I’m going away from research now to give you my humble opinion, based on years of experience and research and my understanding of Traditional Chinese Medicine. I think that organic, unprocessed soy products are safe for most people. For those with thyroid issues, I have seen people successfully bring soy back into their diets with sea vegetables or by simply taking a kelp supplement to ensure that they have adequate iodine levels in their bodies. In my view, organic traditional soy foods are invaluable to us in so many ways as sources of protein and other valuable nutrients.
I also believe that people over-eat soy and not only because it’s versatile and takes on any flavors a cook might desire. Soy foods are easy to cook, quick to cook and so I believe that people rely on them to create quick meals because they have so little time to spend in the kitchen.
I would advise that we use soy products a little more judiciously; a couple of servings a week of tofu, tempeh or edamame and that we rely on other sources of plant proteins to fill in the gaps. Beans cook relatively quickly and if your time is seriously short, you can always use canned, organic beans instead.
In the end, traditional soy products will remain valuable foods for us as long as we keep things in perspective and use them wisely in our cooking.

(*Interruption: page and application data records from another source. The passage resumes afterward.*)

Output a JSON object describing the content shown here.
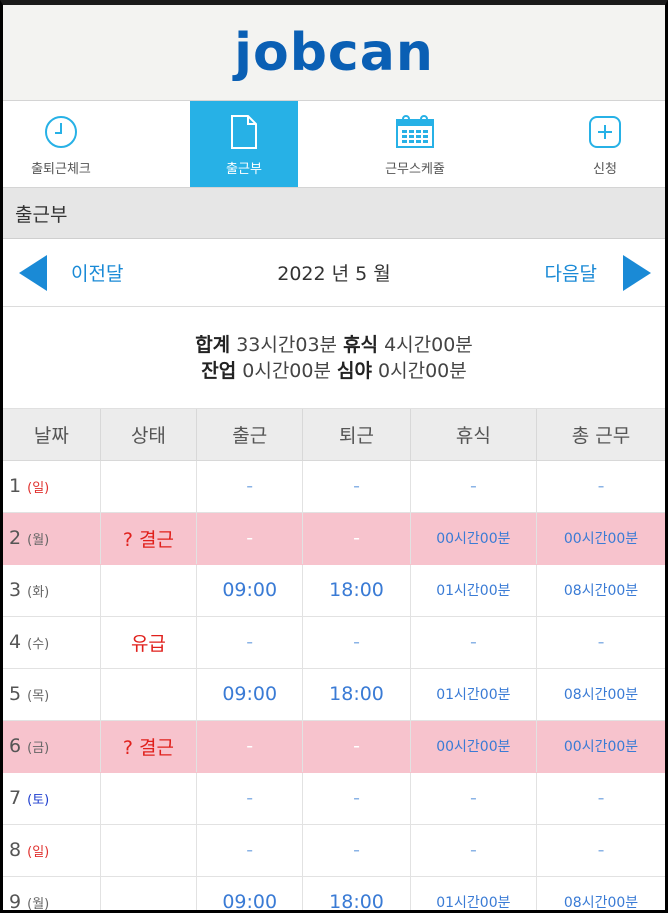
{
  "brand": {
    "logo_text": "jobcan",
    "color": "#0a5fb4"
  },
  "nav": {
    "items": [
      {
        "label": "출퇴근체크",
        "icon": "clock-icon"
      },
      {
        "label": "출근부",
        "icon": "document-icon",
        "active": true
      },
      {
        "label": "근무스케쥴",
        "icon": "calendar-icon"
      },
      {
        "label": "신청",
        "icon": "plus-icon"
      }
    ],
    "active_color": "#27b1e6"
  },
  "section": {
    "title": "출근부"
  },
  "month_nav": {
    "prev_label": "이전달",
    "current": "2022 년 5 월",
    "next_label": "다음달"
  },
  "summary": {
    "total_label": "합계",
    "total_value": "33시간03분",
    "break_label": "휴식",
    "break_value": "4시간00분",
    "overtime_label": "잔업",
    "overtime_value": "0시간00분",
    "night_label": "심야",
    "night_value": "0시간00분"
  },
  "table": {
    "headers": [
      "날짜",
      "상태",
      "출근",
      "퇴근",
      "휴식",
      "총 근무"
    ],
    "rows": [
      {
        "day": "1",
        "weekday": "(일)",
        "status": "",
        "in": "-",
        "out": "-",
        "break": "-",
        "total": "-"
      },
      {
        "day": "2",
        "weekday": "(월)",
        "status": "? 결근",
        "in": "-",
        "out": "-",
        "break": "00시간00분",
        "total": "00시간00분"
      },
      {
        "day": "3",
        "weekday": "(화)",
        "status": "",
        "in": "09:00",
        "out": "18:00",
        "break": "01시간00분",
        "total": "08시간00분"
      },
      {
        "day": "4",
        "weekday": "(수)",
        "status": "유급",
        "in": "-",
        "out": "-",
        "break": "-",
        "total": "-"
      },
      {
        "day": "5",
        "weekday": "(목)",
        "status": "",
        "in": "09:00",
        "out": "18:00",
        "break": "01시간00분",
        "total": "08시간00분"
      },
      {
        "day": "6",
        "weekday": "(금)",
        "status": "? 결근",
        "in": "-",
        "out": "-",
        "break": "00시간00분",
        "total": "00시간00분"
      },
      {
        "day": "7",
        "weekday": "(토)",
        "status": "",
        "in": "-",
        "out": "-",
        "break": "-",
        "total": "-"
      },
      {
        "day": "8",
        "weekday": "(일)",
        "status": "",
        "in": "-",
        "out": "-",
        "break": "-",
        "total": "-"
      },
      {
        "day": "9",
        "weekday": "(월)",
        "status": "",
        "in": "09:00",
        "out": "18:00",
        "break": "01시간00분",
        "total": "08시간00분"
      }
    ]
  },
  "colors": {
    "absent_row": "#f7c3cd",
    "time_blue": "#3a7bd5",
    "status_red": "#e0201c",
    "link_blue": "#1a8ad6"
  }
}
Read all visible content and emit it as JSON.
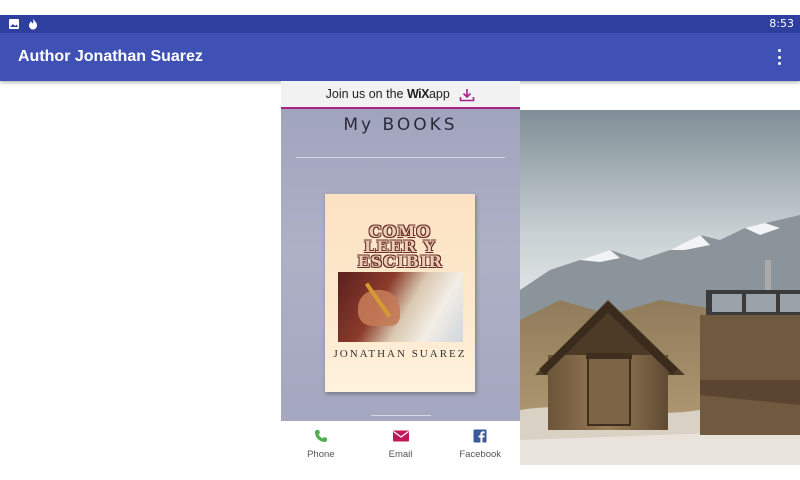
{
  "status_bar": {
    "time": "8:53",
    "icons": [
      "image-notification-icon",
      "fire-notification-icon"
    ]
  },
  "app_bar": {
    "title": "Author Jonathan Suarez",
    "menu_icon": "more-vert-icon"
  },
  "wix_banner": {
    "text_before": "Join us on the",
    "brand": "WiX",
    "text_after": "app",
    "icon": "download-icon",
    "accent_color": "#a6238a"
  },
  "books_section": {
    "heading": "My BOOKS",
    "book": {
      "title_lines": [
        "COMO",
        "LEER Y",
        "ESCIBIR"
      ],
      "author": "JONATHAN SUAREZ"
    }
  },
  "contact_bar": {
    "items": [
      {
        "label": "Phone",
        "icon": "phone-icon",
        "color": "#4caf50"
      },
      {
        "label": "Email",
        "icon": "email-icon",
        "color": "#c2185b"
      },
      {
        "label": "Facebook",
        "icon": "facebook-icon",
        "color": "#3b5998"
      }
    ]
  },
  "colors": {
    "status_bar": "#2f3f9f",
    "app_bar": "#3f51b5"
  }
}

Soy foods are a traditional staple of Asian diets but because of their purported health benefits they have become popular in recent years among non-Asians, especially postmenopausal women. There are many bioactive soybean components that may contribute to the hypothesized health benefits of soy but most attention has focused on the isoflavones, which have both hormonal and nonhormonal properties. However, despite the possible benefits concerns have been expressed that soy may be contraindicated for some subsets of the population. One concern is that soy may adversely affect thyroid function and interfere with the absorption of synthetic thyroid hormone. Thus, the purpose of this review is to evaluate the relevant literature and provide the clinician guidance for advising their patients about the effects of soy on thyroid function. In total, 14 trials (thyroid function was not the primary health outcome in any trial) were identified in which the effects of soy foods or isoflavones on at least one measure of thyroid function was assessed in presumably healthy subjects; eight involved women only, four involved men, and two both men and women. With only one exception, either no effects or only very modest changes were noted in these trials. Thus, collectively the findings provide little evidence that in euthyroid, iodine-replete individuals, soy foods, or isoflavones adversely affect thyroid function. In contrast, some evidence suggests that soy foods, by inhibiting absorption, may increase the dose of thyroid hormone required by hypothyroid patients. However, hypothyroid adults need not avoid soy foods. In addition, there remains a theoretical concern based on in vitro and animal data that in individuals with compromised thyroid function and/or whose iodine intake is marginal soy foods may increase risk of developing clinical hypothyroidism. Therefore, it is important for soy food consumers to make sure their intake of iodine is adequate.
Read the whole study here: